William the Conqueror was also very important as he was the person who introduced the first “real” castles to the UK. When he conquered England, he gave areas of land to his nobles to help maintain his hold. However, many of the natives wanted to kill these French invaders and so he needed somewhere that his supporters could live safely. Hence, began the building of the first real castles. William turned out to be a fair and kind king to the English and, as he gained popularity, so the castles got bigger and began to welcome in the surrounding villages. Castles continued being built for many centuries after, as they were useful in protecting against future invasion. Share the ppt Motte and Bailey. Then complete the Castle Timeline. Using the first sheet to guide them, look at the photos of real castles and decide where they think they should go on the timeline.

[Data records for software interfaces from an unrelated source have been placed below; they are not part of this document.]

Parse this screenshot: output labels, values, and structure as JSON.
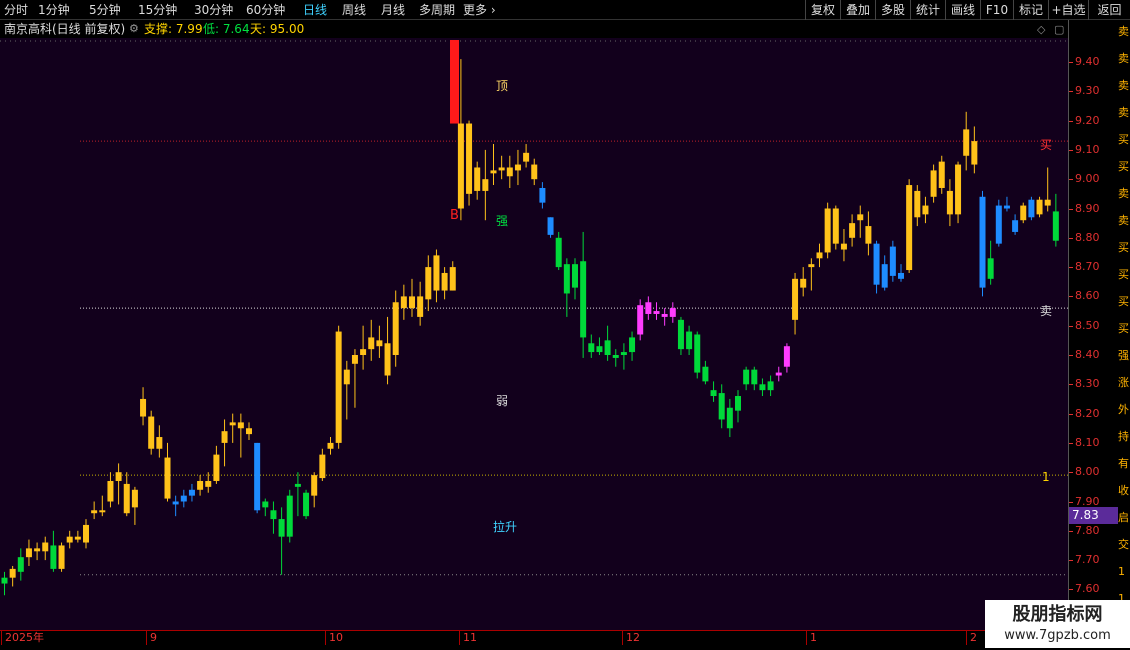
{
  "toolbar": {
    "periods": [
      "分时",
      "1分钟",
      "5分钟",
      "15分钟",
      "30分钟",
      "60分钟",
      "日线",
      "周线",
      "月线",
      "多周期",
      "更多"
    ],
    "active_period": "日线",
    "right_buttons": [
      "复权",
      "叠加",
      "多股",
      "统计",
      "画线",
      "F10",
      "标记",
      "+自选",
      "返回"
    ]
  },
  "info_bar": {
    "title": "南京高科(日线 前复权)",
    "support_label": "支撑: 7.99",
    "low_label": "低: 7.64",
    "days_label": "天: 95.00"
  },
  "annotations": {
    "top": "顶",
    "strong": "强",
    "weak": "弱",
    "lift": "拉升",
    "b_signal": "B",
    "buy": "买",
    "sell": "卖",
    "one": "1"
  },
  "price_axis": {
    "labels": [
      "9.40",
      "9.30",
      "9.20",
      "9.10",
      "9.00",
      "8.90",
      "8.80",
      "8.70",
      "8.60",
      "8.50",
      "8.40",
      "8.30",
      "8.20",
      "8.10",
      "8.00",
      "7.90",
      "7.80",
      "7.70",
      "7.60"
    ],
    "current_price": "7.83"
  },
  "date_axis": [
    "2025年",
    "9",
    "10",
    "11",
    "12",
    "1",
    "2"
  ],
  "right_strip": [
    "卖",
    "卖",
    "卖",
    "卖",
    "买",
    "买",
    "卖",
    "卖",
    "买",
    "买",
    "买",
    "买",
    "强",
    "涨",
    "外",
    "持",
    "有",
    "收",
    "启",
    "交",
    "1",
    "1"
  ],
  "watermark": {
    "title": "股朋指标网",
    "url": "www.7gpzb.com"
  },
  "levels": {
    "buy_line": 9.13,
    "sell_line": 8.56,
    "support_line": 7.99,
    "low_line": 7.65
  },
  "colors": {
    "yellow": "#ffc21a",
    "green": "#00d93a",
    "blue": "#1e8cff",
    "magenta": "#ff3cff",
    "red": "#ff1a1a",
    "background": "#12001c"
  },
  "candles": [
    {
      "o": 7.62,
      "h": 7.66,
      "l": 7.58,
      "c": 7.64,
      "color": "green"
    },
    {
      "o": 7.64,
      "h": 7.68,
      "l": 7.61,
      "c": 7.67,
      "color": "yellow"
    },
    {
      "o": 7.66,
      "h": 7.74,
      "l": 7.63,
      "c": 7.71,
      "color": "green"
    },
    {
      "o": 7.71,
      "h": 7.77,
      "l": 7.68,
      "c": 7.74,
      "color": "yellow"
    },
    {
      "o": 7.74,
      "h": 7.76,
      "l": 7.7,
      "c": 7.73,
      "color": "yellow"
    },
    {
      "o": 7.73,
      "h": 7.78,
      "l": 7.7,
      "c": 7.76,
      "color": "yellow"
    },
    {
      "o": 7.75,
      "h": 7.8,
      "l": 7.66,
      "c": 7.67,
      "color": "green"
    },
    {
      "o": 7.67,
      "h": 7.76,
      "l": 7.66,
      "c": 7.75,
      "color": "yellow"
    },
    {
      "o": 7.76,
      "h": 7.8,
      "l": 7.74,
      "c": 7.78,
      "color": "yellow"
    },
    {
      "o": 7.78,
      "h": 7.8,
      "l": 7.76,
      "c": 7.77,
      "color": "yellow"
    },
    {
      "o": 7.76,
      "h": 7.84,
      "l": 7.74,
      "c": 7.82,
      "color": "yellow"
    },
    {
      "o": 7.86,
      "h": 7.9,
      "l": 7.84,
      "c": 7.87,
      "color": "yellow"
    },
    {
      "o": 7.87,
      "h": 7.92,
      "l": 7.85,
      "c": 7.87,
      "color": "yellow"
    },
    {
      "o": 7.9,
      "h": 8.0,
      "l": 7.88,
      "c": 7.97,
      "color": "yellow"
    },
    {
      "o": 7.97,
      "h": 8.03,
      "l": 7.89,
      "c": 8.0,
      "color": "yellow"
    },
    {
      "o": 7.86,
      "h": 8.0,
      "l": 7.85,
      "c": 7.96,
      "color": "yellow"
    },
    {
      "o": 7.88,
      "h": 7.95,
      "l": 7.82,
      "c": 7.94,
      "color": "yellow"
    },
    {
      "o": 8.19,
      "h": 8.29,
      "l": 8.16,
      "c": 8.25,
      "color": "yellow"
    },
    {
      "o": 8.19,
      "h": 8.21,
      "l": 8.06,
      "c": 8.08,
      "color": "yellow"
    },
    {
      "o": 8.08,
      "h": 8.16,
      "l": 8.05,
      "c": 8.12,
      "color": "yellow"
    },
    {
      "o": 8.05,
      "h": 8.1,
      "l": 7.9,
      "c": 7.91,
      "color": "yellow"
    },
    {
      "o": 7.9,
      "h": 7.92,
      "l": 7.85,
      "c": 7.89,
      "color": "blue"
    },
    {
      "o": 7.9,
      "h": 7.94,
      "l": 7.88,
      "c": 7.92,
      "color": "blue"
    },
    {
      "o": 7.92,
      "h": 7.96,
      "l": 7.9,
      "c": 7.94,
      "color": "blue"
    },
    {
      "o": 7.94,
      "h": 7.99,
      "l": 7.92,
      "c": 7.97,
      "color": "yellow"
    },
    {
      "o": 7.97,
      "h": 8.0,
      "l": 7.93,
      "c": 7.95,
      "color": "yellow"
    },
    {
      "o": 7.97,
      "h": 8.09,
      "l": 7.96,
      "c": 8.06,
      "color": "yellow"
    },
    {
      "o": 8.1,
      "h": 8.18,
      "l": 8.02,
      "c": 8.14,
      "color": "yellow"
    },
    {
      "o": 8.16,
      "h": 8.2,
      "l": 8.1,
      "c": 8.17,
      "color": "yellow"
    },
    {
      "o": 8.17,
      "h": 8.2,
      "l": 8.05,
      "c": 8.15,
      "color": "yellow"
    },
    {
      "o": 8.15,
      "h": 8.17,
      "l": 8.11,
      "c": 8.13,
      "color": "yellow"
    },
    {
      "o": 8.1,
      "h": 8.1,
      "l": 7.86,
      "c": 7.87,
      "color": "blue"
    },
    {
      "o": 7.88,
      "h": 7.91,
      "l": 7.85,
      "c": 7.9,
      "color": "green"
    },
    {
      "o": 7.87,
      "h": 7.9,
      "l": 7.79,
      "c": 7.84,
      "color": "green"
    },
    {
      "o": 7.84,
      "h": 7.88,
      "l": 7.65,
      "c": 7.78,
      "color": "green"
    },
    {
      "o": 7.78,
      "h": 7.94,
      "l": 7.76,
      "c": 7.92,
      "color": "green"
    },
    {
      "o": 7.95,
      "h": 8.0,
      "l": 7.85,
      "c": 7.96,
      "color": "green"
    },
    {
      "o": 7.85,
      "h": 7.94,
      "l": 7.84,
      "c": 7.93,
      "color": "green"
    },
    {
      "o": 7.92,
      "h": 8.0,
      "l": 7.88,
      "c": 7.99,
      "color": "yellow"
    },
    {
      "o": 7.98,
      "h": 8.08,
      "l": 7.97,
      "c": 8.06,
      "color": "yellow"
    },
    {
      "o": 8.08,
      "h": 8.12,
      "l": 8.06,
      "c": 8.1,
      "color": "yellow"
    },
    {
      "o": 8.1,
      "h": 8.5,
      "l": 8.08,
      "c": 8.48,
      "color": "yellow"
    },
    {
      "o": 8.3,
      "h": 8.38,
      "l": 8.18,
      "c": 8.35,
      "color": "yellow"
    },
    {
      "o": 8.37,
      "h": 8.42,
      "l": 8.22,
      "c": 8.4,
      "color": "yellow"
    },
    {
      "o": 8.4,
      "h": 8.5,
      "l": 8.35,
      "c": 8.42,
      "color": "yellow"
    },
    {
      "o": 8.42,
      "h": 8.52,
      "l": 8.38,
      "c": 8.46,
      "color": "yellow"
    },
    {
      "o": 8.45,
      "h": 8.5,
      "l": 8.39,
      "c": 8.43,
      "color": "yellow"
    },
    {
      "o": 8.44,
      "h": 8.53,
      "l": 8.3,
      "c": 8.33,
      "color": "yellow"
    },
    {
      "o": 8.4,
      "h": 8.62,
      "l": 8.36,
      "c": 8.58,
      "color": "yellow"
    },
    {
      "o": 8.6,
      "h": 8.64,
      "l": 8.52,
      "c": 8.56,
      "color": "yellow"
    },
    {
      "o": 8.56,
      "h": 8.66,
      "l": 8.53,
      "c": 8.6,
      "color": "yellow"
    },
    {
      "o": 8.6,
      "h": 8.65,
      "l": 8.5,
      "c": 8.53,
      "color": "yellow"
    },
    {
      "o": 8.59,
      "h": 8.74,
      "l": 8.55,
      "c": 8.7,
      "color": "yellow"
    },
    {
      "o": 8.74,
      "h": 8.76,
      "l": 8.58,
      "c": 8.62,
      "color": "yellow"
    },
    {
      "o": 8.62,
      "h": 8.7,
      "l": 8.59,
      "c": 8.68,
      "color": "yellow"
    },
    {
      "o": 8.7,
      "h": 8.72,
      "l": 8.62,
      "c": 8.62,
      "color": "yellow"
    },
    {
      "o": 8.9,
      "h": 9.41,
      "l": 8.86,
      "c": 9.19,
      "color": "yellow"
    },
    {
      "o": 9.19,
      "h": 9.2,
      "l": 8.91,
      "c": 8.95,
      "color": "yellow"
    },
    {
      "o": 8.96,
      "h": 9.06,
      "l": 8.93,
      "c": 9.04,
      "color": "yellow"
    },
    {
      "o": 9.0,
      "h": 9.1,
      "l": 8.86,
      "c": 8.96,
      "color": "yellow"
    },
    {
      "o": 9.02,
      "h": 9.12,
      "l": 8.98,
      "c": 9.03,
      "color": "yellow"
    },
    {
      "o": 9.03,
      "h": 9.08,
      "l": 9.0,
      "c": 9.04,
      "color": "yellow"
    },
    {
      "o": 9.04,
      "h": 9.08,
      "l": 8.97,
      "c": 9.01,
      "color": "yellow"
    },
    {
      "o": 9.03,
      "h": 9.1,
      "l": 8.98,
      "c": 9.05,
      "color": "yellow"
    },
    {
      "o": 9.06,
      "h": 9.12,
      "l": 9.04,
      "c": 9.09,
      "color": "yellow"
    },
    {
      "o": 9.05,
      "h": 9.07,
      "l": 8.98,
      "c": 9.0,
      "color": "yellow"
    },
    {
      "o": 8.97,
      "h": 8.99,
      "l": 8.9,
      "c": 8.92,
      "color": "blue"
    },
    {
      "o": 8.87,
      "h": 8.87,
      "l": 8.8,
      "c": 8.81,
      "color": "blue"
    },
    {
      "o": 8.8,
      "h": 8.82,
      "l": 8.69,
      "c": 8.7,
      "color": "green"
    },
    {
      "o": 8.71,
      "h": 8.73,
      "l": 8.53,
      "c": 8.61,
      "color": "green"
    },
    {
      "o": 8.63,
      "h": 8.73,
      "l": 8.59,
      "c": 8.71,
      "color": "green"
    },
    {
      "o": 8.72,
      "h": 8.82,
      "l": 8.39,
      "c": 8.46,
      "color": "green"
    },
    {
      "o": 8.44,
      "h": 8.47,
      "l": 8.39,
      "c": 8.41,
      "color": "green"
    },
    {
      "o": 8.41,
      "h": 8.46,
      "l": 8.4,
      "c": 8.43,
      "color": "green"
    },
    {
      "o": 8.45,
      "h": 8.5,
      "l": 8.38,
      "c": 8.4,
      "color": "green"
    },
    {
      "o": 8.4,
      "h": 8.42,
      "l": 8.36,
      "c": 8.39,
      "color": "green"
    },
    {
      "o": 8.4,
      "h": 8.44,
      "l": 8.35,
      "c": 8.41,
      "color": "green"
    },
    {
      "o": 8.41,
      "h": 8.48,
      "l": 8.38,
      "c": 8.46,
      "color": "green"
    },
    {
      "o": 8.47,
      "h": 8.59,
      "l": 8.45,
      "c": 8.57,
      "color": "magenta"
    },
    {
      "o": 8.54,
      "h": 8.6,
      "l": 8.52,
      "c": 8.58,
      "color": "magenta"
    },
    {
      "o": 8.55,
      "h": 8.58,
      "l": 8.52,
      "c": 8.54,
      "color": "magenta"
    },
    {
      "o": 8.53,
      "h": 8.56,
      "l": 8.5,
      "c": 8.54,
      "color": "magenta"
    },
    {
      "o": 8.53,
      "h": 8.58,
      "l": 8.51,
      "c": 8.56,
      "color": "magenta"
    },
    {
      "o": 8.52,
      "h": 8.53,
      "l": 8.4,
      "c": 8.42,
      "color": "green"
    },
    {
      "o": 8.48,
      "h": 8.5,
      "l": 8.4,
      "c": 8.42,
      "color": "green"
    },
    {
      "o": 8.47,
      "h": 8.48,
      "l": 8.32,
      "c": 8.34,
      "color": "green"
    },
    {
      "o": 8.36,
      "h": 8.38,
      "l": 8.3,
      "c": 8.31,
      "color": "green"
    },
    {
      "o": 8.28,
      "h": 8.31,
      "l": 8.24,
      "c": 8.26,
      "color": "green"
    },
    {
      "o": 8.27,
      "h": 8.3,
      "l": 8.15,
      "c": 8.18,
      "color": "green"
    },
    {
      "o": 8.22,
      "h": 8.25,
      "l": 8.12,
      "c": 8.15,
      "color": "green"
    },
    {
      "o": 8.21,
      "h": 8.28,
      "l": 8.17,
      "c": 8.26,
      "color": "green"
    },
    {
      "o": 8.3,
      "h": 8.36,
      "l": 8.28,
      "c": 8.35,
      "color": "green"
    },
    {
      "o": 8.3,
      "h": 8.36,
      "l": 8.28,
      "c": 8.35,
      "color": "green"
    },
    {
      "o": 8.28,
      "h": 8.32,
      "l": 8.26,
      "c": 8.3,
      "color": "green"
    },
    {
      "o": 8.31,
      "h": 8.33,
      "l": 8.26,
      "c": 8.28,
      "color": "green"
    },
    {
      "o": 8.33,
      "h": 8.36,
      "l": 8.31,
      "c": 8.34,
      "color": "magenta"
    },
    {
      "o": 8.36,
      "h": 8.44,
      "l": 8.34,
      "c": 8.43,
      "color": "magenta"
    },
    {
      "o": 8.52,
      "h": 8.68,
      "l": 8.47,
      "c": 8.66,
      "color": "yellow"
    },
    {
      "o": 8.63,
      "h": 8.7,
      "l": 8.6,
      "c": 8.66,
      "color": "yellow"
    },
    {
      "o": 8.7,
      "h": 8.73,
      "l": 8.62,
      "c": 8.71,
      "color": "yellow"
    },
    {
      "o": 8.73,
      "h": 8.78,
      "l": 8.7,
      "c": 8.75,
      "color": "yellow"
    },
    {
      "o": 8.75,
      "h": 8.92,
      "l": 8.73,
      "c": 8.9,
      "color": "yellow"
    },
    {
      "o": 8.78,
      "h": 8.91,
      "l": 8.76,
      "c": 8.9,
      "color": "yellow"
    },
    {
      "o": 8.76,
      "h": 8.83,
      "l": 8.72,
      "c": 8.78,
      "color": "yellow"
    },
    {
      "o": 8.8,
      "h": 8.88,
      "l": 8.77,
      "c": 8.85,
      "color": "yellow"
    },
    {
      "o": 8.86,
      "h": 8.91,
      "l": 8.8,
      "c": 8.88,
      "color": "yellow"
    },
    {
      "o": 8.84,
      "h": 8.89,
      "l": 8.74,
      "c": 8.78,
      "color": "yellow"
    },
    {
      "o": 8.78,
      "h": 8.79,
      "l": 8.61,
      "c": 8.64,
      "color": "blue"
    },
    {
      "o": 8.71,
      "h": 8.74,
      "l": 8.62,
      "c": 8.63,
      "color": "blue"
    },
    {
      "o": 8.77,
      "h": 8.79,
      "l": 8.65,
      "c": 8.67,
      "color": "blue"
    },
    {
      "o": 8.68,
      "h": 8.71,
      "l": 8.65,
      "c": 8.66,
      "color": "blue"
    },
    {
      "o": 8.69,
      "h": 9.0,
      "l": 8.68,
      "c": 8.98,
      "color": "yellow"
    },
    {
      "o": 8.96,
      "h": 8.98,
      "l": 8.84,
      "c": 8.87,
      "color": "yellow"
    },
    {
      "o": 8.88,
      "h": 8.94,
      "l": 8.85,
      "c": 8.91,
      "color": "yellow"
    },
    {
      "o": 8.94,
      "h": 9.05,
      "l": 8.92,
      "c": 9.03,
      "color": "yellow"
    },
    {
      "o": 9.06,
      "h": 9.08,
      "l": 8.95,
      "c": 8.97,
      "color": "yellow"
    },
    {
      "o": 8.88,
      "h": 9.0,
      "l": 8.84,
      "c": 8.96,
      "color": "yellow"
    },
    {
      "o": 8.88,
      "h": 9.06,
      "l": 8.85,
      "c": 9.05,
      "color": "yellow"
    },
    {
      "o": 9.17,
      "h": 9.23,
      "l": 9.03,
      "c": 9.08,
      "color": "yellow"
    },
    {
      "o": 9.13,
      "h": 9.18,
      "l": 9.02,
      "c": 9.05,
      "color": "yellow"
    },
    {
      "o": 8.94,
      "h": 8.96,
      "l": 8.6,
      "c": 8.63,
      "color": "blue"
    },
    {
      "o": 8.66,
      "h": 8.79,
      "l": 8.64,
      "c": 8.73,
      "color": "green"
    },
    {
      "o": 8.91,
      "h": 8.93,
      "l": 8.77,
      "c": 8.78,
      "color": "blue"
    },
    {
      "o": 8.9,
      "h": 8.94,
      "l": 8.89,
      "c": 8.91,
      "color": "blue"
    },
    {
      "o": 8.86,
      "h": 8.88,
      "l": 8.81,
      "c": 8.82,
      "color": "blue"
    },
    {
      "o": 8.86,
      "h": 8.92,
      "l": 8.85,
      "c": 8.91,
      "color": "yellow"
    },
    {
      "o": 8.93,
      "h": 8.94,
      "l": 8.86,
      "c": 8.87,
      "color": "blue"
    },
    {
      "o": 8.93,
      "h": 8.94,
      "l": 8.87,
      "c": 8.88,
      "color": "yellow"
    },
    {
      "o": 8.91,
      "h": 9.04,
      "l": 8.89,
      "c": 8.93,
      "color": "yellow"
    },
    {
      "o": 8.89,
      "h": 8.95,
      "l": 8.77,
      "c": 8.79,
      "color": "green"
    }
  ]
}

In line with our study of the Bayeaux Tapestry, we would learn how to sew using binka and tapestry threads. The children would have a small rectangle and we would practise a variety of stitches, including running stitch, back stitch and cross-stitch. The children would then over the next few weeks produce their own little sampler, like the image below. If there is space in the middle the children would stitch their initials. Obviously, I appreciate that most of you will not have these resources at home however, if you have large needles and thread or just hole-punching through a cereal box will allow them to experiment threading and the different effects they can produce. Indeed, even weaving natural materials, like bark or leaves can help develop these skills. This task will take a few weeks (especially if you have the binka) as it requires a long time and a huge amount of patience! Be warned!!
Art – Remains as last weeks
Continuing with Paul Klee, see the Task 1 maths lesson above.
We are continuing learning the colours. Use the youtube song les voitures alain le lait and then complete the colouring sheet.
See attached plan